To those considering the idea of Hollywood editing paychecks: they ain’t what they used to be. And paychecks are FAR from the only reason to edit… but to those of us who do it for a living, they’re a big deal. And they could end up being a big deal to you too.
I always thought feature film editors made a bunch of money. Like $300k, half a million per picture, etc. Well, that was much more common in the 1980’s and 90’s. And per a discussion that happened this week in The Power Edit on FB (a group that you should join), a handful of editors still command those prices. But that’s for big studio stuff.
The vast majority of feature films that get made today are not big or studio. According to first-hand knowledge posted on the string:
Average weekly pay for editors on indie features of $1M-2M: $1500-$2000/week.
Weekly editor pay for indie features $500K-$1M: as low as $1000/week.
Editor pay for indies under $500K: IOUs and cold pizza.
And for the scripted TV world…
Average editor pay for first season network scripted show: $3100/week. Also comes with 60-hour weeks and usually significant political drama with decreased creative autonomy.
Compare to the average weekly pay for unscripted television – doc series, semi-scripted, reality, studio competition, etc.:
$3200-$3800/week. Usually 50-hour weeks or less. Equal potential for political drama depending on the show and producers, but significantly more potential for creative contribution and autonomy.
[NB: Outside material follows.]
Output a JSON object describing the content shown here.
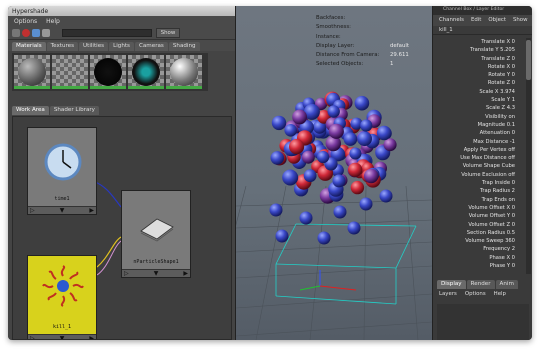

In my discussions with international editors, these numbers tend to hold true around the world in Europe, Australia, and Canada.
I realize these numbers speak to a very specific niche of editors – and to earn these numbers at all in the US, you usually have to live in Los Angeles or New York. And life here in LA is expensive. What might seem like big fat paychecks disappear quickly if you’re not careful. Plus these jobs are almost exclusively freelance, so you have no guarantees of regular work compared to being on staff somewhere.
But what about everyone else who edits for individual clients outside major media centers? That, my friend, is a no-man’s land of feast or famine, more likely famine. Why? Because the barriers to entry are lower and lower as technology marches forward. The client’s kid can “shoot something on his cell phone that looks just as good as what you charged me $5000, and it’s only going up on the web anyway.” A whole other frustrating discussion for sure.
But in the meantime, beware of that Greener Grass syndrome. If you aspire to edit feature films because you think they’ll make you rich, you may need to come up with a Plan B.
In all seriousness, consider reality/unscripted television. Hundreds of channels of TV need a never-ending supply of content, and those shows need editors who can tell stories well, often with less-than-stellar source material. But that’s the ongoing challenge, and those do edit well get paid very well.
Fair warning: cutting unscripted content requires a whole other set of skills that you will hardly ever learn in film school or anywhere else other than on the job. Or by picking the brains of successful editors, either in person or by checking out books like this one.
To reiterate an idea: don’t get into editing just for the money. So many more things factor into it than that. But you can absolutely end up making a really good living in the process – if you want it badly enough.